    Attempts across the chatterati/blogosphere to swing failures of personal responsibility and state oversight over one messed-up private sector company into some neat anti-cuts mantra based on the hopes and desires of now discredited social engineering dreams and pc-based erasing of effective personal and corporate accountability are being given short shrift.

    The BBC and its minions are on the wrong side of this, and where not venally biased by dogma, ill-informed by the irony of their often 5* privately cosseted health and care needs.

    Those who have are and mostly will live the nightmares of a zero accountability, but market rate ‘responsibility’-rewarded system are in no mood for their patronising defences of flawed ideals designed almost exclusively to make them feel better in their ivory towers whilst abusing the broadcast system to convince those at the lower ends they are being well served.

    Yes, the programme was made and kicked up a sh*t storm. Well done. But the ‘debates’ I am seeing now dragged out seem to be more on how money and training will make the likes of the CQC somehow less inept than they have been shown to be, or confer a lightbulb moment on NHS nurses who currently can’t grasp that a glass of water will help a dehydrated patient.

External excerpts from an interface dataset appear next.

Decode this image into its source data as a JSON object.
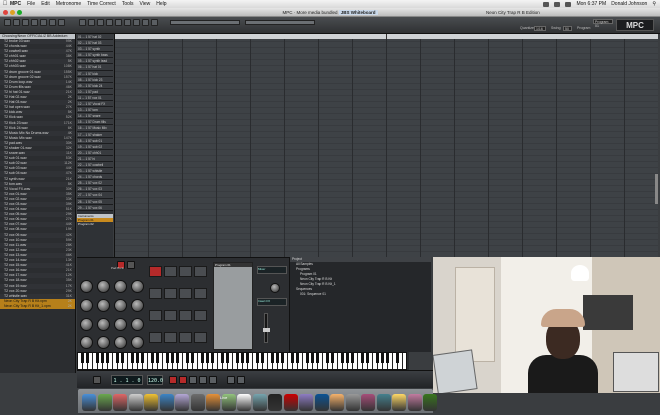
{
  "menubar": {
    "app": "MPC",
    "items": [
      "File",
      "Edit",
      "Metronome",
      "Time Correct",
      "Tools",
      "View",
      "Help"
    ],
    "clock": "Mon 6:37 PM",
    "user": "Donald Johnson"
  },
  "window": {
    "title": "MPC",
    "title_suffix": "More media bundled",
    "title_note": "JBS Whiteboard",
    "right_title": "Neon City Trap R B Edition"
  },
  "browser": {
    "header": "Choosing/Neon OFFICIAL/Z BB Addedum",
    "rows": [
      {
        "name": "T2 broke 03.wav",
        "size": "99K"
      },
      {
        "name": "T2 chords.wav",
        "size": "44K"
      },
      {
        "name": "T2 cowbell.wav",
        "size": "47K"
      },
      {
        "name": "T2 chh01.wav",
        "size": "38K"
      },
      {
        "name": "T2 chh02.wav",
        "size": "5K"
      },
      {
        "name": "T2 chh03.wav",
        "size": "108K"
      },
      {
        "name": "T2 drum groove 01.wav",
        "size": "155K"
      },
      {
        "name": "T2 drum groove 02.wav",
        "size": "157K"
      },
      {
        "name": "T2 Drum loop.wav",
        "size": "14K"
      },
      {
        "name": "T2 Drum fills.wav",
        "size": "46K"
      },
      {
        "name": "T2 hi hat 01.wav",
        "size": "21K"
      },
      {
        "name": "T2 Hat 02.wav",
        "size": "2K"
      },
      {
        "name": "T2 Hat 03.wav",
        "size": "2K"
      },
      {
        "name": "T2 hat open.wav",
        "size": "27K"
      },
      {
        "name": "T2 kick.wav",
        "size": "5K"
      },
      {
        "name": "T2 Kick.wav",
        "size": "52K"
      },
      {
        "name": "T2 Kick 23.wav",
        "size": "171K"
      },
      {
        "name": "T2 Kick 24.wav",
        "size": "6K"
      },
      {
        "name": "T2 Music Mix No Drums.wav",
        "size": "4K"
      },
      {
        "name": "T2 Music Mix.wav",
        "size": "147K"
      },
      {
        "name": "T2 pad.wav",
        "size": "30K"
      },
      {
        "name": "T2 shaker 01.wav",
        "size": "32K"
      },
      {
        "name": "T2 snare.wav",
        "size": "11K"
      },
      {
        "name": "T2 sub 01.wav",
        "size": "53K"
      },
      {
        "name": "T2 sub 02.wav",
        "size": "112K"
      },
      {
        "name": "T2 sub 03.wav",
        "size": "44K"
      },
      {
        "name": "T2 sub 04.wav",
        "size": "47K"
      },
      {
        "name": "T2 synth.wav",
        "size": "21K"
      },
      {
        "name": "T2 tom.wav",
        "size": "5K"
      },
      {
        "name": "T2 Vocal FX.wav",
        "size": "30K"
      },
      {
        "name": "T2 vox 01.wav",
        "size": "35K"
      },
      {
        "name": "T2 vox 02.wav",
        "size": "33K"
      },
      {
        "name": "T2 vox 03.wav",
        "size": "39K"
      },
      {
        "name": "T2 vox 04.wav",
        "size": "51K"
      },
      {
        "name": "T2 vox 05.wav",
        "size": "29K"
      },
      {
        "name": "T2 vox 06.wav",
        "size": "27K"
      },
      {
        "name": "T2 vox 07.wav",
        "size": "44K"
      },
      {
        "name": "T2 vox 08.wav",
        "size": "19K"
      },
      {
        "name": "T2 vox 09.wav",
        "size": "42K"
      },
      {
        "name": "T2 vox 10.wav",
        "size": "59K"
      },
      {
        "name": "T2 vox 11.wav",
        "size": "28K"
      },
      {
        "name": "T2 vox 12.wav",
        "size": "23K"
      },
      {
        "name": "T2 vox 13.wav",
        "size": "46K"
      },
      {
        "name": "T2 vox 14.wav",
        "size": "13K"
      },
      {
        "name": "T2 vox 15.wav",
        "size": "41K"
      },
      {
        "name": "T2 vox 16.wav",
        "size": "21K"
      },
      {
        "name": "T2 vox 17.wav",
        "size": "12K"
      },
      {
        "name": "T2 vox 18.wav",
        "size": "35K"
      },
      {
        "name": "T2 vox 19.wav",
        "size": "17K"
      },
      {
        "name": "T2 vox 20.wav",
        "size": "29K"
      },
      {
        "name": "T2 whistle.wav",
        "size": "31K"
      },
      {
        "name": "Neon City Trap R B Kit.xpm",
        "size": "2K"
      },
      {
        "name": "Neon City Trap R B Kit_1.xpm",
        "size": "2K"
      }
    ]
  },
  "tracks": [
    "01 -- 1 57 hat 02",
    "02 -- 1 57 hat 03",
    "03 -- 1 57 synth",
    "04 -- 1 57 synth bass",
    "05 -- 1 57 synth lead",
    "06 -- 1 57 hat 01",
    "07 -- 1 57 kick",
    "08 -- 1 57 kick 23",
    "09 -- 1 57 kick 24",
    "10 -- 1 57 pad",
    "11 -- 1 57 vox 01",
    "12 -- 1 57 Vocal FX",
    "13 -- 1 57 tom",
    "14 -- 1 57 snare",
    "15 -- 1 57 Drum fills",
    "16 -- 1 57 Music Mix",
    "17 -- 1 57 shaker",
    "18 -- 1 57 sub 01",
    "19 -- 1 57 sub 02",
    "20 -- 1 57 chh01",
    "21 -- 1 57 hi",
    "22 -- 1 57 cowbell",
    "23 -- 1 57 whistle",
    "24 -- 1 57 chords",
    "25 -- 1 57 vox 02",
    "26 -- 1 57 vox 03",
    "27 -- 1 57 vox 04",
    "28 -- 1 57 vox 05",
    "29 -- 1 57 vox 06"
  ],
  "program_list": {
    "header": "Instruments",
    "items": [
      "Program 01",
      "Program 02"
    ]
  },
  "toolbar": {
    "quantize_label": "Quantize",
    "quantize_value": "1/16",
    "swing_label": "Swing",
    "swing_value": "50",
    "program_label": "Program",
    "program_value": "Program 01",
    "brand": "MPC"
  },
  "mpc": {
    "screen_title": "Program 01",
    "pad_bank": "Pad Bank",
    "channel_strip": "Mixer",
    "fx_label": "Insert FX"
  },
  "project": {
    "header": "Project",
    "items": [
      "All Samples",
      "Programs",
      "Program 01",
      "Neon City Trap R B Kit",
      "Neon City Trap R B Kit_1",
      "Sequences",
      "001: Sequence 01"
    ]
  },
  "status": {
    "position": "1 . 1 . 0",
    "tempo": "120.0"
  },
  "dock": {
    "live_label": "Live",
    "colors": [
      "#4a90d9",
      "#6aa84f",
      "#e06666",
      "#cfcfcf",
      "#f1c232",
      "#3d85c6",
      "#b4a7d6",
      "#6d6d6d",
      "#e69138",
      "#93c47d",
      "#ffffff",
      "#76a5af",
      "#222222",
      "#cc0000",
      "#8e7cc3",
      "#0b5394",
      "#f6b26b",
      "#999999",
      "#a64d79",
      "#45818e",
      "#ffd966",
      "#c27ba0",
      "#38761d"
    ]
  }
}
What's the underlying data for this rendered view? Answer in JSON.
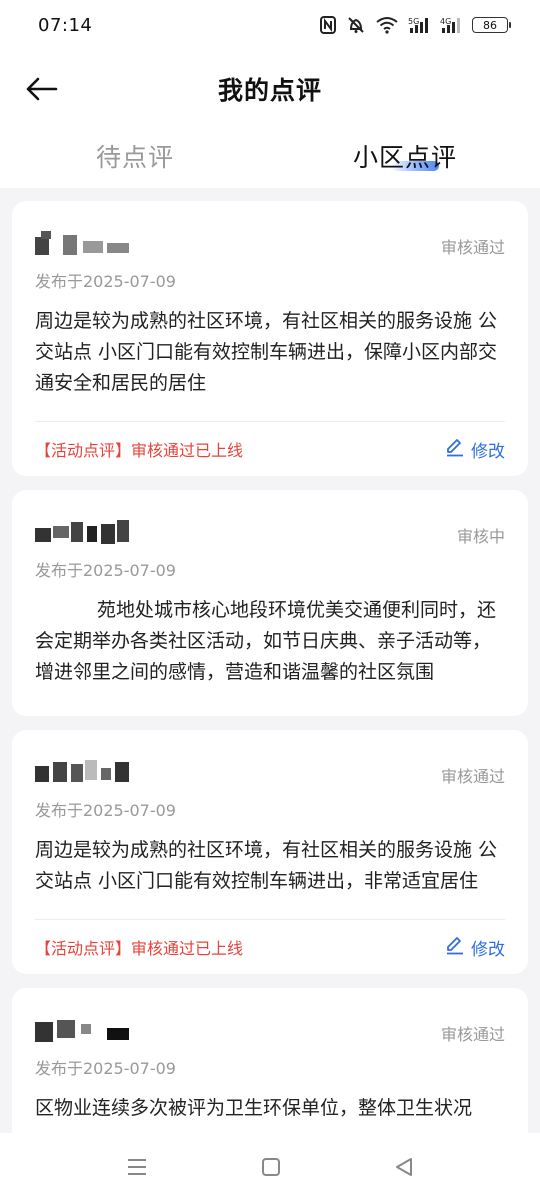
{
  "status_bar": {
    "time": "07:14",
    "battery": "86",
    "icons": [
      "nfc-icon",
      "mute-bell-icon",
      "wifi-icon",
      "signal-5g-icon",
      "signal-4g-icon",
      "battery-icon"
    ]
  },
  "header": {
    "title": "我的点评",
    "back_icon": "back-arrow-icon"
  },
  "tabs": [
    {
      "label": "待点评",
      "active": false
    },
    {
      "label": "小区点评",
      "active": true
    }
  ],
  "reviews": [
    {
      "name": "",
      "status": "审核通过",
      "date": "发布于2025-07-09",
      "content": "周边是较为成熟的社区环境，有社区相关的服务设施 公交站点 小区门口能有效控制车辆进出，保障小区内部交通安全和居民的居住",
      "promo": "【活动点评】审核通过已上线",
      "edit_label": "修改"
    },
    {
      "name": "",
      "status": "审核中",
      "date": "发布于2025-07-09",
      "content": "苑地处城市核心地段环境优美交通便利同时，还会定期举办各类社区活动，如节日庆典、亲子活动等，增进邻里之间的感情，营造和谐温馨的社区氛围"
    },
    {
      "name": "",
      "status": "审核通过",
      "date": "发布于2025-07-09",
      "content": "周边是较为成熟的社区环境，有社区相关的服务设施 公交站点 小区门口能有效控制车辆进出，非常适宜居住",
      "promo": "【活动点评】审核通过已上线",
      "edit_label": "修改"
    },
    {
      "name": "",
      "status": "审核通过",
      "date": "发布于2025-07-09",
      "content": "区物业连续多次被评为卫生环保单位，整体卫生状况"
    }
  ],
  "nav_bar": {
    "icons": [
      "menu-icon",
      "home-square-icon",
      "back-triangle-icon"
    ]
  },
  "colors": {
    "accent": "#2f6fe4",
    "promo": "#e8433a",
    "muted": "#999999",
    "background": "#f4f4f6"
  }
}
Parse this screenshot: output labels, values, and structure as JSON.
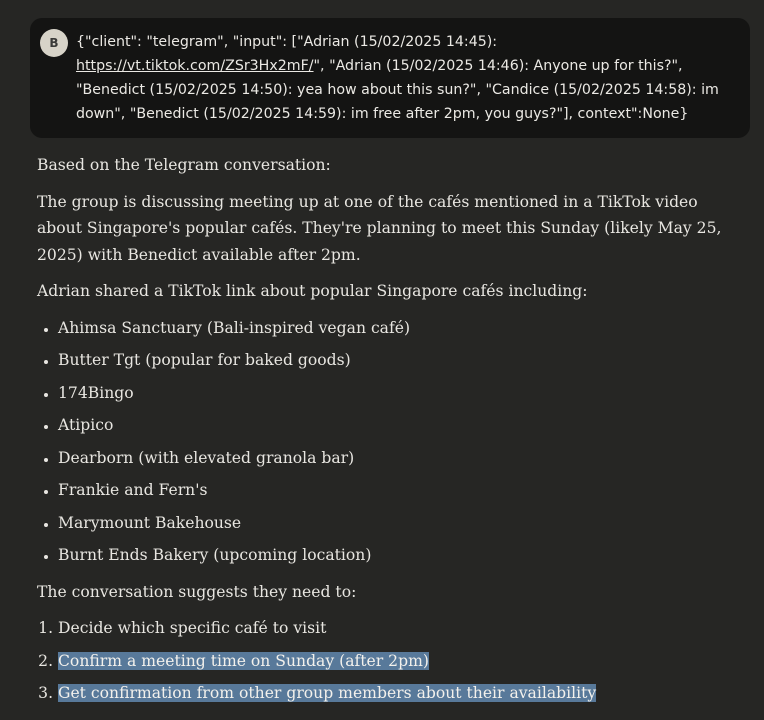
{
  "user_message": {
    "avatar_initial": "B",
    "text_before_link": "{\"client\": \"telegram\", \"input\": [\"Adrian (15/02/2025 14:45): ",
    "link_text": "https://vt.tiktok.com/ZSr3Hx2mF/",
    "text_after_link": "\", \"Adrian (15/02/2025 14:46): Anyone up for this?\", \"Benedict (15/02/2025 14:50): yea how about this sun?\", \"Candice (15/02/2025 14:58): im down\", \"Benedict (15/02/2025 14:59): im free after 2pm, you guys?\"], context\":None}"
  },
  "response": {
    "intro": "Based on the Telegram conversation:",
    "summary": "The group is discussing meeting up at one of the cafés mentioned in a TikTok video about Singapore's popular cafés. They're planning to meet this Sunday (likely May 25, 2025) with Benedict available after 2pm.",
    "link_intro": "Adrian shared a TikTok link about popular Singapore cafés including:",
    "cafes": [
      "Ahimsa Sanctuary (Bali-inspired vegan café)",
      "Butter Tgt (popular for baked goods)",
      "174Bingo",
      "Atipico",
      "Dearborn (with elevated granola bar)",
      "Frankie and Fern's",
      "Marymount Bakehouse",
      "Burnt Ends Bakery (upcoming location)"
    ],
    "needs_intro": "The conversation suggests they need to:",
    "steps": [
      "Decide which specific café to visit",
      "Confirm a meeting time on Sunday (after 2pm)",
      "Get confirmation from other group members about their availability"
    ]
  },
  "colors": {
    "background": "#262624",
    "user_bubble": "#141413",
    "selection_highlight": "#58799a"
  }
}
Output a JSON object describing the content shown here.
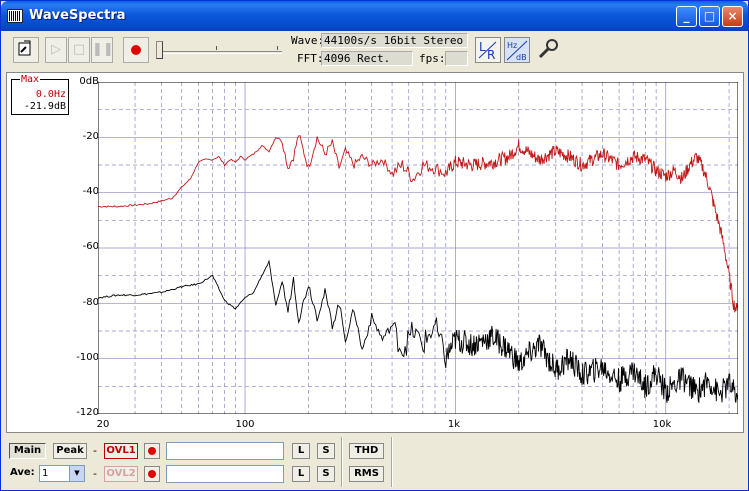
{
  "window": {
    "title": "WaveSpectra",
    "buttons": [
      "_",
      "□",
      "×"
    ]
  },
  "toolbar": {
    "wave_label": "Wave:",
    "wave_value": "44100s/s 16bit Stereo",
    "fft_label": "FFT:",
    "fft_value": "4096 Rect.",
    "fps_label": "fps:",
    "fps_value": "",
    "lr_label": "LR",
    "hzdb_label": "Hz dB"
  },
  "graph": {
    "max_label": "Max",
    "max_freq": "0.0Hz",
    "max_level": "-21.9dB",
    "y_ticks": [
      "0dB",
      "-20",
      "-40",
      "-60",
      "-80",
      "-100",
      "-120"
    ],
    "x_ticks": [
      "20",
      "100",
      "1k",
      "10k"
    ]
  },
  "bottom": {
    "main_label": "Main",
    "peak_label": "Peak",
    "ovl1_label": "OVL1",
    "ovl2_label": "OVL2",
    "ave_label": "Ave:",
    "ave_value": "1",
    "l_label": "L",
    "s_label": "S",
    "thd_label": "THD",
    "rms_label": "RMS",
    "dash": "-"
  },
  "colors": {
    "red_trace": "#c01818",
    "black_trace": "#000000",
    "grid": "#8a8ac8",
    "titlebar": "#0a5ee8"
  },
  "chart_data": {
    "type": "line",
    "xlabel": "",
    "ylabel": "",
    "x_scale": "log",
    "xlim": [
      20,
      22050
    ],
    "ylim": [
      -120,
      0
    ],
    "y_ticks": [
      0,
      -20,
      -40,
      -60,
      -80,
      -100,
      -120
    ],
    "x_ticks": [
      20,
      100,
      1000,
      10000
    ],
    "grid": true,
    "series": [
      {
        "x": [
          20,
          25,
          30,
          35,
          40,
          45,
          50,
          55,
          60,
          65,
          70,
          75,
          80,
          85,
          90,
          95,
          100,
          110,
          120,
          130,
          140,
          150,
          160,
          170,
          180,
          200,
          220,
          240,
          260,
          280,
          300,
          330,
          360,
          400,
          450,
          500,
          560,
          630,
          700,
          800,
          900,
          1000,
          1200,
          1500,
          1800,
          2000,
          2500,
          3000,
          3500,
          4000,
          5000,
          6000,
          7000,
          8000,
          9000,
          10000,
          11000,
          12000,
          13000,
          14000,
          15000,
          16000,
          17000,
          18000,
          19000,
          20000,
          21000,
          22000
        ],
        "y": [
          -45,
          -45,
          -44.5,
          -44,
          -43,
          -42,
          -38,
          -35,
          -29,
          -28,
          -28,
          -27,
          -30,
          -28,
          -29,
          -27,
          -28,
          -26,
          -23,
          -25,
          -20,
          -21,
          -31,
          -27,
          -19,
          -31,
          -20,
          -26,
          -22,
          -31,
          -25,
          -30,
          -27,
          -30,
          -28,
          -33,
          -30,
          -35,
          -30,
          -31,
          -33,
          -29,
          -30,
          -29,
          -27,
          -23,
          -28,
          -25,
          -27,
          -30,
          -26,
          -30,
          -27,
          -28,
          -32,
          -34,
          -32,
          -35,
          -30,
          -27,
          -31,
          -37,
          -45,
          -52,
          -60,
          -70,
          -80,
          -83
        ]
      },
      {
        "x": [
          20,
          25,
          30,
          35,
          40,
          45,
          50,
          60,
          70,
          80,
          90,
          100,
          110,
          120,
          130,
          140,
          150,
          160,
          170,
          180,
          200,
          220,
          240,
          260,
          280,
          300,
          330,
          360,
          400,
          450,
          500,
          560,
          630,
          700,
          800,
          900,
          1000,
          1200,
          1500,
          1800,
          2000,
          2500,
          3000,
          3500,
          4000,
          5000,
          6000,
          7000,
          8000,
          9000,
          10000,
          12000,
          14000,
          16000,
          18000,
          20000,
          22000
        ],
        "y": [
          -78,
          -77,
          -77,
          -76.5,
          -76,
          -75,
          -74,
          -73,
          -70,
          -79,
          -82,
          -78,
          -76,
          -70,
          -65,
          -81,
          -72,
          -83,
          -71,
          -86,
          -73,
          -85,
          -76,
          -88,
          -80,
          -93,
          -82,
          -97,
          -85,
          -93,
          -88,
          -97,
          -90,
          -95,
          -88,
          -100,
          -93,
          -95,
          -92,
          -97,
          -102,
          -95,
          -104,
          -100,
          -106,
          -103,
          -108,
          -104,
          -110,
          -105,
          -112,
          -107,
          -112,
          -108,
          -113,
          -109,
          -115
        ]
      }
    ]
  }
}
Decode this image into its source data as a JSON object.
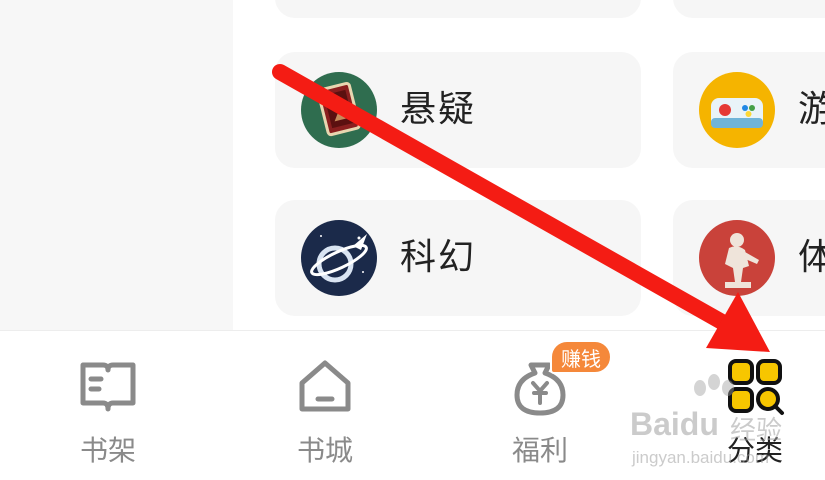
{
  "categories": [
    {
      "label": "悬疑",
      "icon": "mystery-card-icon"
    },
    {
      "label": "游",
      "icon": "game-controller-icon"
    },
    {
      "label": "科幻",
      "icon": "scifi-planet-icon"
    },
    {
      "label": "体",
      "icon": "sports-statue-icon"
    }
  ],
  "bottom_nav": {
    "items": [
      {
        "label": "书架",
        "icon": "bookshelf-icon"
      },
      {
        "label": "书城",
        "icon": "home-icon"
      },
      {
        "label": "福利",
        "icon": "money-bag-icon"
      },
      {
        "label": "分类",
        "icon": "category-grid-icon"
      }
    ],
    "badge": "赚钱",
    "active_index": 3
  },
  "colors": {
    "accent_yellow": "#f7c600",
    "badge_orange": "#f5883a",
    "arrow_red": "#f41c14"
  },
  "watermark": {
    "brand": "Baidu",
    "brand_cn": "经验",
    "url": "jingyan.baidu.com"
  }
}
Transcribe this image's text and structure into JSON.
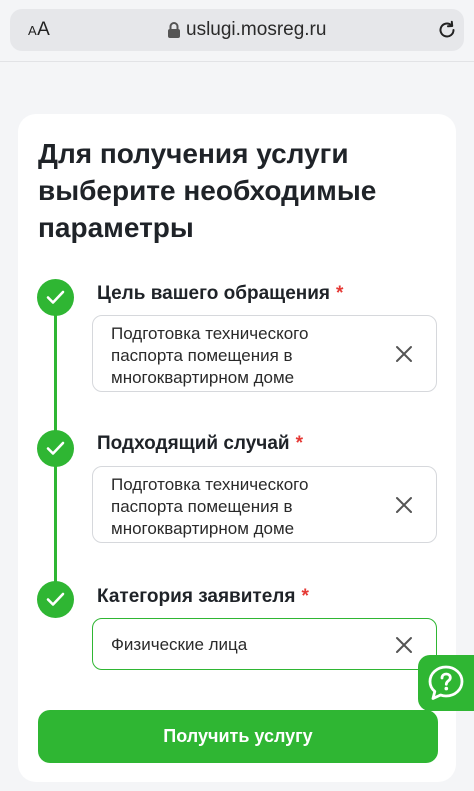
{
  "browser": {
    "aa_small": "A",
    "aa_large": "A",
    "url": "uslugi.mosreg.ru",
    "icons": [
      "lock-icon",
      "reload-icon"
    ]
  },
  "form": {
    "title": "Для получения услуги выберите необходимые параметры",
    "required_mark": "*",
    "fields": [
      {
        "label": "Цель вашего обращения",
        "value": "Подготовка технического паспорта помещения в многоквартирном доме",
        "completed": true,
        "focused": false
      },
      {
        "label": "Подходящий случай",
        "value": "Подготовка технического паспорта помещения в многоквартирном доме",
        "completed": true,
        "focused": false
      },
      {
        "label": "Категория заявителя",
        "value": "Физические лица",
        "completed": true,
        "focused": true
      }
    ],
    "submit_label": "Получить услугу"
  },
  "colors": {
    "accent": "#2fb633",
    "required": "#e53935",
    "background": "#f4f5f7",
    "card": "#ffffff"
  },
  "chat": {
    "icon": "chat-question-icon"
  }
}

    As history has proven, p*ssing money away on anything, from schools to care to uniquely funded media entity pension pots, does not make the service they provide any ‘better’ if they are run and staffed by individuals unfit for purpose. Or held to account on the basis of delivery.


  7. David Preiser (USA) says:

    David V, I think I see now why you have trouble getting elected.  You’re attacking the largest employer in your area: the public sector.  Never mind how this is ultimately financially unsustainable, of course.  It’s ideological with the Beeboids and all those on the Left.